A Night at a Concert
This night smells of brimstone,
needles in the atmosphere
piercing the bones of clouds keeping us all together,
a heart burning, dripping brimstone upon the road.
I cannot borrow the tears of rain shivering
all in one piece;
the sidewalk is boiling from the colour of pale skin
to the cardboard hue like packages in the mail.
The taste of cherries were in my mouth, but
it’s all gone rotten, and
walking downtown never tasted so foreign—
oh, El Shaddai, save my soul!
This music is hypnotism, the traffic hungry
for movement—oh, let me move mildly free.
The big trucks passing would rattle the house,
but home, it refuses to see with human eyes.

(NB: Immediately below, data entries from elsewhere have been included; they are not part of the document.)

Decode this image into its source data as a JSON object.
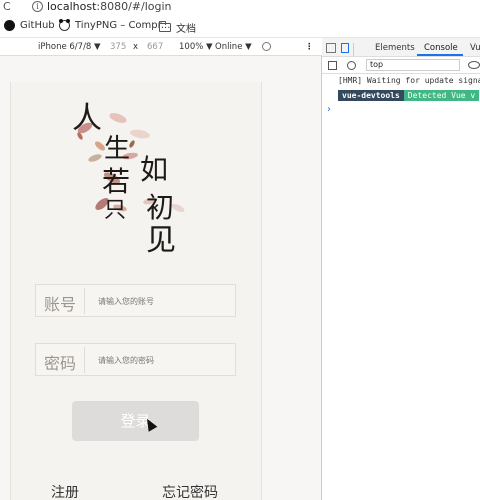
{
  "browser": {
    "url_host": "localhost",
    "url_path": ":8080/#/login"
  },
  "bookmarks": [
    {
      "label": "GitHub"
    },
    {
      "label": "TinyPNG – Compr..."
    },
    {
      "label": "文档"
    }
  ],
  "device_toolbar": {
    "device": "iPhone 6/7/8 ▼",
    "width": "375",
    "times": "x",
    "height": "667",
    "zoom": "100% ▼",
    "network": "Online ▼"
  },
  "devtools": {
    "tabs": [
      "Elements",
      "Console",
      "Vue"
    ],
    "context": "top",
    "log_hmr": "[HMR] Waiting for update signal",
    "vue_badge": "vue-devtools",
    "vue_detected": "Detected Vue v",
    "prompt": "›"
  },
  "page": {
    "art_chars": [
      "人",
      "生",
      "若",
      "只",
      "如",
      "初",
      "见"
    ],
    "account_label": "账号",
    "account_placeholder": "请输入您的账号",
    "password_label": "密码",
    "password_placeholder": "请输入您的密码",
    "login_button": "登录",
    "register_link": "注册",
    "forgot_link": "忘记密码"
  },
  "colors": {
    "vue_dark": "#35495e",
    "vue_green": "#41b883",
    "devtools_accent": "#1a73e8"
  }
}
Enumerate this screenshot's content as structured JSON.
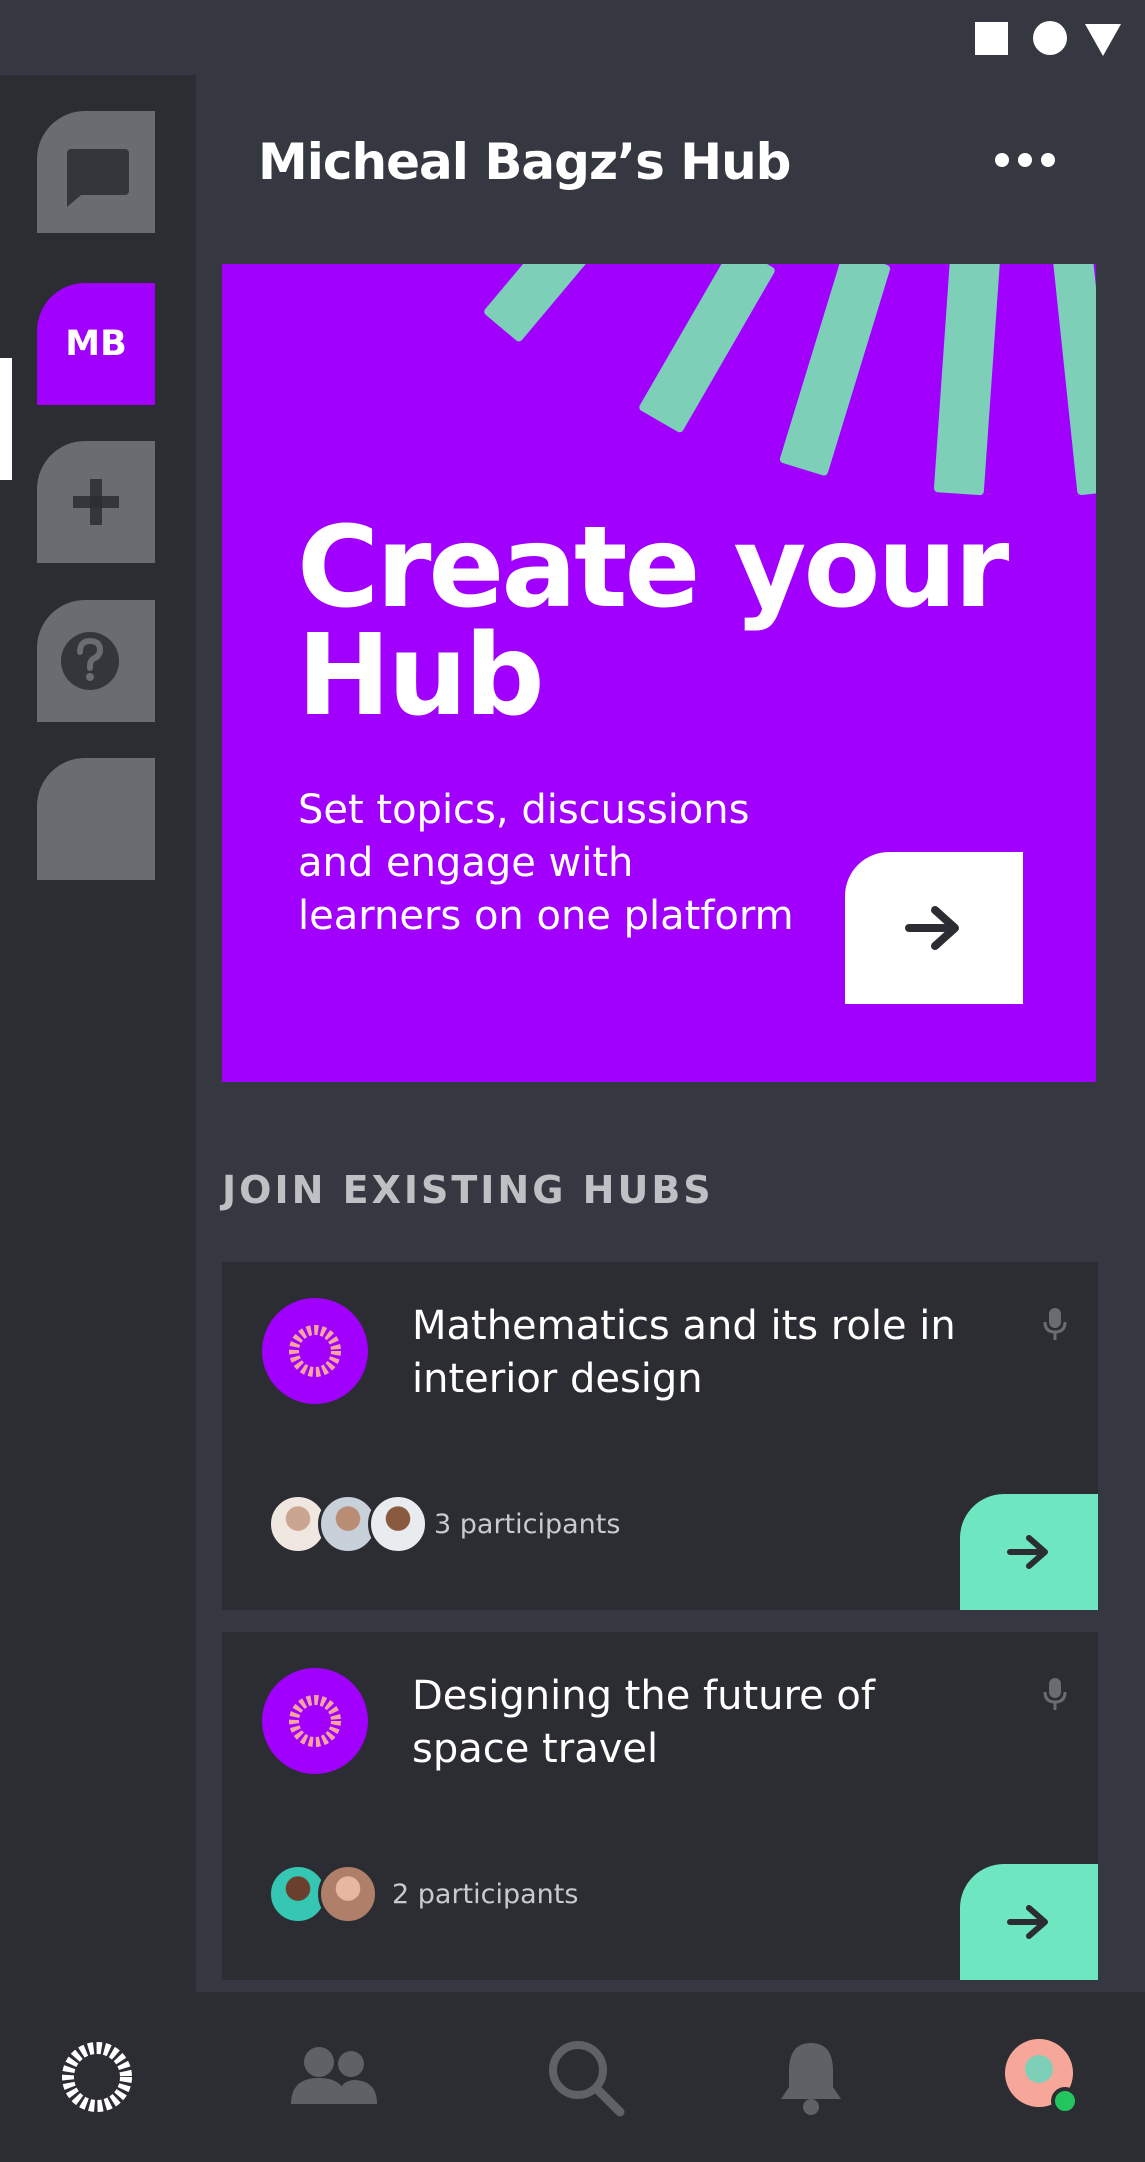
{
  "header": {
    "title": "Micheal Bagz’s Hub"
  },
  "sidebar": {
    "items": [
      {
        "name": "messages"
      },
      {
        "name": "my-hub",
        "label": "MB"
      },
      {
        "name": "add-hub"
      },
      {
        "name": "help"
      },
      {
        "name": "blank"
      }
    ]
  },
  "hero": {
    "title_line1": "Create your",
    "title_line2": "Hub",
    "description": "Set topics, discussions and engage with learners on one platform"
  },
  "section": {
    "label": "JOIN EXISTING HUBS"
  },
  "hubs": [
    {
      "title": "Mathematics and its role in interior design",
      "participants": "3 participants"
    },
    {
      "title": "Designing the future of space travel",
      "participants": "2 participants"
    }
  ],
  "colors": {
    "accent": "#a100ff",
    "mint": "#6ee7c1",
    "background": "#353841",
    "panel": "#2b2d33"
  },
  "bottom_nav": [
    "home-logo-icon",
    "people-icon",
    "search-icon",
    "bell-icon",
    "profile-avatar"
  ]
}
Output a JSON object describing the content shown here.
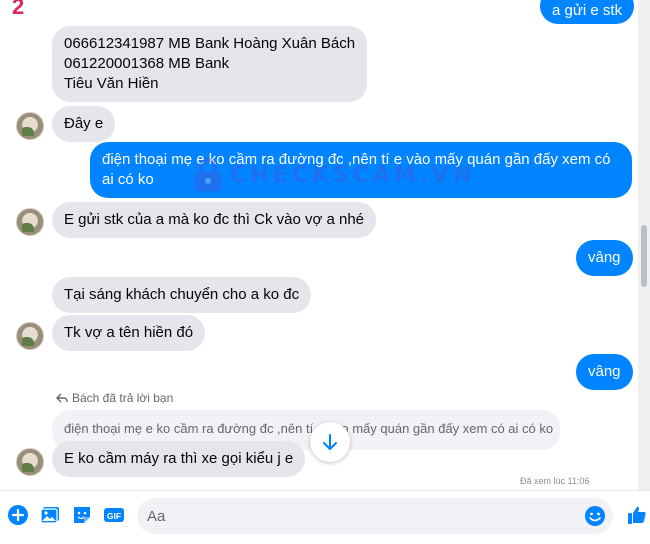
{
  "header_mark": "2",
  "messages": {
    "account_lines": [
      "066612341987 MB Bank Hoàng Xuân Bách",
      "061220001368 MB Bank",
      "Tiêu Văn Hiền"
    ],
    "m_day_e": "Đây e",
    "m_dien_thoai_line1": "điện thoại mẹ e ko cầm ra đường đc ,nên tí e vào mấy quán gần đấy xem có",
    "m_dien_thoai_line2": "ai có ko",
    "m_gui_stk": "E gửi stk của a mà ko đc thì Ck vào vợ a nhé",
    "m_vang_1": "vâng",
    "m_tai_sang": "Tại sáng khách chuyển cho a ko đc",
    "m_tk_vo": "Tk vợ a tên hiền đó",
    "m_vang_2": "vâng",
    "m_top_partial": "a gửi e stk",
    "m_ko_cam": "E ko cầm máy ra thì xe gọi kiểu j e"
  },
  "reply": {
    "note": "Bách đã trả lời bạn",
    "quoted": "điện thoại mẹ e ko cầm ra đường đc ,nên tí e vào mấy quán gần đấy xem có ai có ko"
  },
  "watermark": "CHECKSCAM.VN",
  "seen_text": "Đã xem lúc 11:06",
  "composer": {
    "placeholder": "Aa"
  },
  "icons": [
    "plus-icon",
    "photo-icon",
    "sticker-icon",
    "gif-icon",
    "emoji-icon",
    "like-icon",
    "arrow-down-icon",
    "reply-arrow-icon"
  ],
  "colors": {
    "accent": "#0084ff",
    "incoming_bubble": "#e4e6eb",
    "watermark": "#6d3fc7",
    "mark": "#e0245e"
  }
}
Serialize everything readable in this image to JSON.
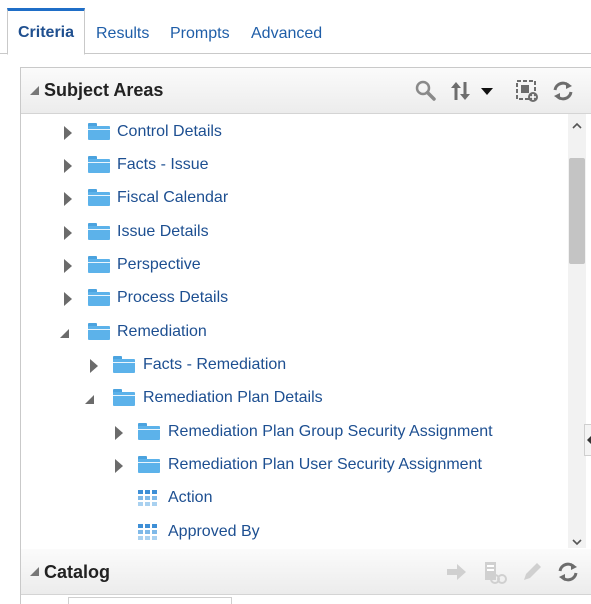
{
  "tabs": [
    {
      "label": "Criteria",
      "active": true
    },
    {
      "label": "Results",
      "active": false
    },
    {
      "label": "Prompts",
      "active": false
    },
    {
      "label": "Advanced",
      "active": false
    }
  ],
  "subject_areas": {
    "title": "Subject Areas",
    "icons": [
      "search-icon",
      "sort-icon",
      "dropdown-icon",
      "add-subject-area-icon",
      "refresh-icon"
    ]
  },
  "tree": {
    "items": [
      {
        "label": "Control Details",
        "type": "folder",
        "level": 0,
        "expanded": false
      },
      {
        "label": "Facts - Issue",
        "type": "folder",
        "level": 0,
        "expanded": false
      },
      {
        "label": "Fiscal Calendar",
        "type": "folder",
        "level": 0,
        "expanded": false
      },
      {
        "label": "Issue Details",
        "type": "folder",
        "level": 0,
        "expanded": false
      },
      {
        "label": "Perspective",
        "type": "folder",
        "level": 0,
        "expanded": false
      },
      {
        "label": "Process Details",
        "type": "folder",
        "level": 0,
        "expanded": false
      },
      {
        "label": "Remediation",
        "type": "folder",
        "level": 0,
        "expanded": true
      },
      {
        "label": "Facts - Remediation",
        "type": "folder",
        "level": 1,
        "expanded": false
      },
      {
        "label": "Remediation Plan Details",
        "type": "folder",
        "level": 1,
        "expanded": true
      },
      {
        "label": "Remediation Plan Group Security Assignment",
        "type": "folder",
        "level": 2,
        "expanded": false
      },
      {
        "label": "Remediation Plan User Security Assignment",
        "type": "folder",
        "level": 2,
        "expanded": false
      },
      {
        "label": "Action",
        "type": "column",
        "level": 2
      },
      {
        "label": "Approved By",
        "type": "column",
        "level": 2
      }
    ]
  },
  "catalog": {
    "title": "Catalog",
    "icons": [
      "arrow-right-icon",
      "catalog-properties-icon",
      "edit-icon",
      "refresh-icon"
    ]
  },
  "colors": {
    "link": "#1d4f91",
    "active_tab_border": "#1f6ec7",
    "folder": "#5cb2ea"
  }
}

Hesitant as the fogbanks curling on the horizon,
I’m strapped in silence,
sodden with all the secular kids,
in so little room to cross the road, hundreds at a time—
my knees are jerking just to jump back in the car ride home.
Modesty—what a suffering word,
but don’t we love to live with it?
Oh, El Shaddai, save our souls,
For we hardly know what we are doing.
why do we need so much space to get
through the door? One concert over, a thousand
more bands to see; folding and unfolding feet
treading a crosswalk of inhibition, rain settling
on these blank downtown corners—Union Street, steaming
of brimstone, like a river of hot coals.
This movement, this consuming, irrelevant, inevitable
movement—beautiful, isn’t it? Afford me this
rationed breath to move, to escape nowhere, and
I want to know the colour of everything
without it hurting: to know the colour of a true
walk downtown, the colour of loving life. Now, here,
I hear the rhythm shaking, the chords being cut;
Music—where are you in this mess?
Here, now, this is how my head will lift on high—
Oh, El Shaddai, help me save this world,
for we don’t know where it’s going.